Fear is the primal instinct that lets you know when you may be in serious danger. If you are walking in an unsafe area and notice someone following you, or if you are swerving your car to the side of the road to avoid hitting another one, fear kicks in and provides you with the adrenaline your body needs to fight or flight.
Fear shows up in other ways that don’t indicate literal physical danger but rather an emotional reaction to something that feels just as scary.
Both types of fear have their place in protecting you and may serve a needed purpose. The second type of fear, however, can sometimes stop us in our tracks for reasons that don’t serve our highest good.
I’ve had plenty of experience with fear in my life. At times it has alerted me to life-threatening situations I was able to avoid, because my instincts got me the heck out of there. At times it has prevented me from developing and growing in areas of my life I desired to improve as well.

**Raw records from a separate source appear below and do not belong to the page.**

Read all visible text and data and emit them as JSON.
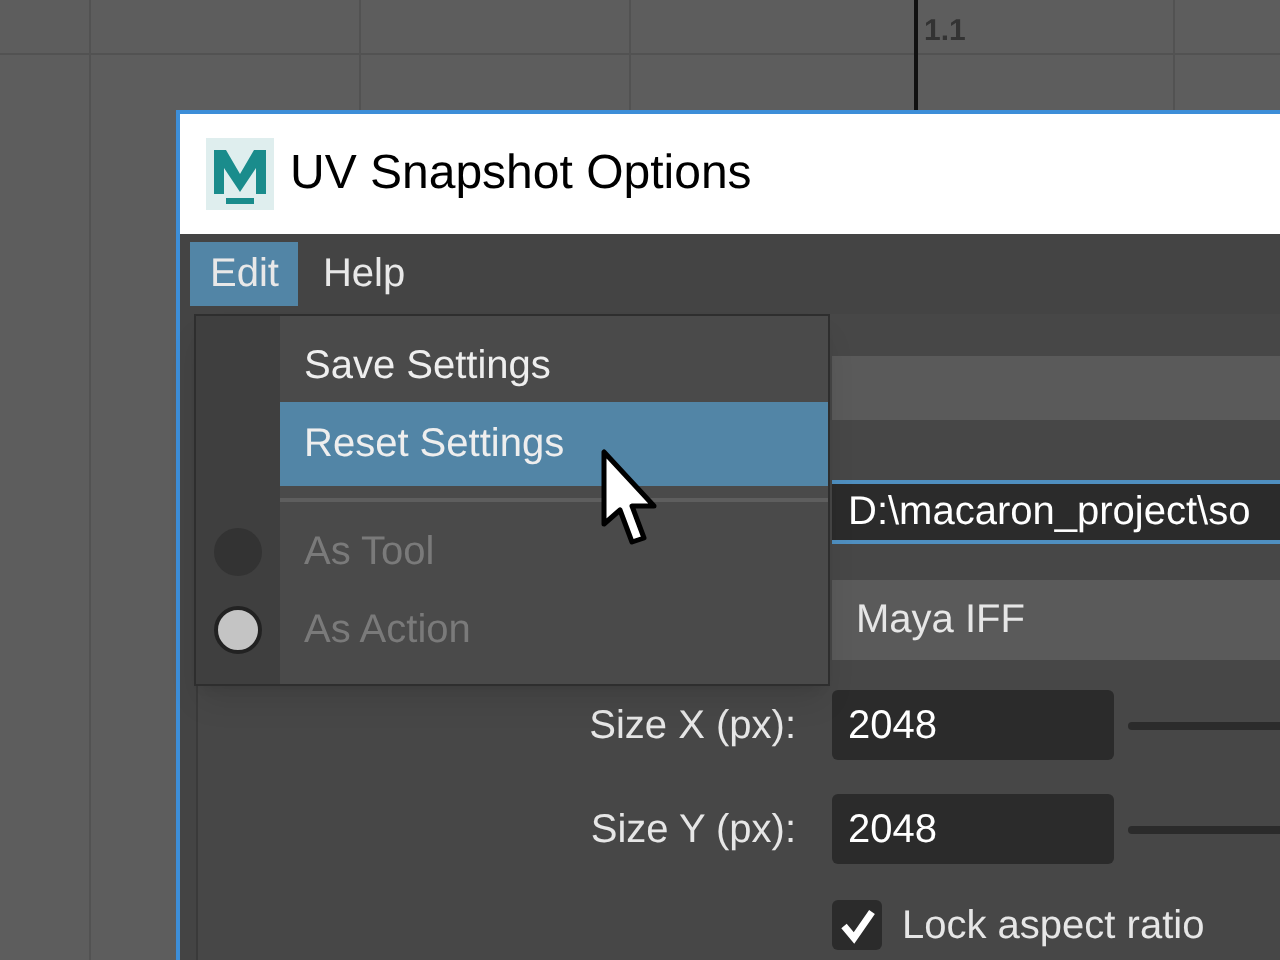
{
  "viewport": {
    "label": "1.1"
  },
  "window": {
    "title": "UV Snapshot Options"
  },
  "menu_bar": [
    {
      "label": "Edit",
      "selected": true
    },
    {
      "label": "Help",
      "selected": false
    }
  ],
  "menu": {
    "items": [
      {
        "kind": "command",
        "label": "Save Settings",
        "highlighted": false
      },
      {
        "kind": "command",
        "label": "Reset Settings",
        "highlighted": true
      },
      {
        "kind": "separator"
      },
      {
        "kind": "radio",
        "label": "As Tool",
        "selected": false,
        "disabled": true
      },
      {
        "kind": "radio",
        "label": "As Action",
        "selected": true,
        "disabled": true
      }
    ]
  },
  "form": {
    "file_name": {
      "value": "D:\\macaron_project\\so"
    },
    "image_format": {
      "value": "Maya IFF"
    },
    "size_x": {
      "label": "Size X (px):",
      "value": "2048"
    },
    "size_y": {
      "label": "Size Y (px):",
      "value": "2048"
    },
    "lock_aspect_ratio": {
      "label": "Lock aspect ratio",
      "checked": true
    }
  }
}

Years ago, I had an intense fear of public speaking. I knew I had great ideas on paper and wanted so much to be able to share them by presenting at work or in other group events. Whenever I attempted to speak to even a small group, I would literally break out in hives and have trouble breathing.
My mental fear turned into a physical response. After being embarrassed by it a few times, I stopped trying. I had no idea why I had this fear. I could relate it all the way back to when I was chosen to read at my First Holy Communion in front of my church filled with hundreds of people. I could understand an 8 year old being afraid, but as an adult I had no excuse.
When this fear stopped me from growing in an area I really wanted to pursue, I decided enough was enough and enrolled in Toastmasters public speaking training. I learned quickly you don’t get away with anything in Toastmasters. You are not allowed to hide and are expected to have some type of speaking role at every meeting.
The first night I was assigned to be one of the main speakers, I was sick to my stomach. But, I knew this was the perfect space to make friends with my fear. I made light of it by telling my fellow members I was glad we were down the street from the local hospital, because there was a good chance I would pass out and need an ambulance.
I got a little laugh from the group, and afterwards the other speaker admitted he was glad I was so honest, because he felt the same way.
I made friends with my fear by laughing at it and found out an important lesson – vulnerability connects people. I made it through and now, although I still get nervous public speaking, I actually enjoy the challenge and don’t have such a negative physical reaction.
I once read, “If your dreams don’t scare you, than they are not big enough.” The presence of fear whether you are in real danger or just imagined can be your friend. Without it, you have no idea when you need to run away from a person or place OR whether you need to run towards a path of great opportunity for growth.
Is there something in life you want to do but stop yourself because of unfounded fear? Is your fear one of the fear of failure, of what other people think, making an ass out of yourself, or not being good enough?
Try making friends with your fear. Thank it for showing up in areas of your life where there is an opportunity for tremendous growth. Use the energy of fear to push through your comfort zone into a new territory.
After all, comfort zones are nice but nothing ever grows there.
Maureen Keyte is a Certified Personal Coach and Professional Writer with a passion for helping others through life transitions in order to become the best versions of themselves. Her writing has been published in several regional and national print and online publications. She is also a grant and marketing writer for non-profit agencies and businesses that focus on empowering women and young girls. Contact – Website – Facebook – LinkedIn – Pinterest – Twitter
Photo Credit – Ambro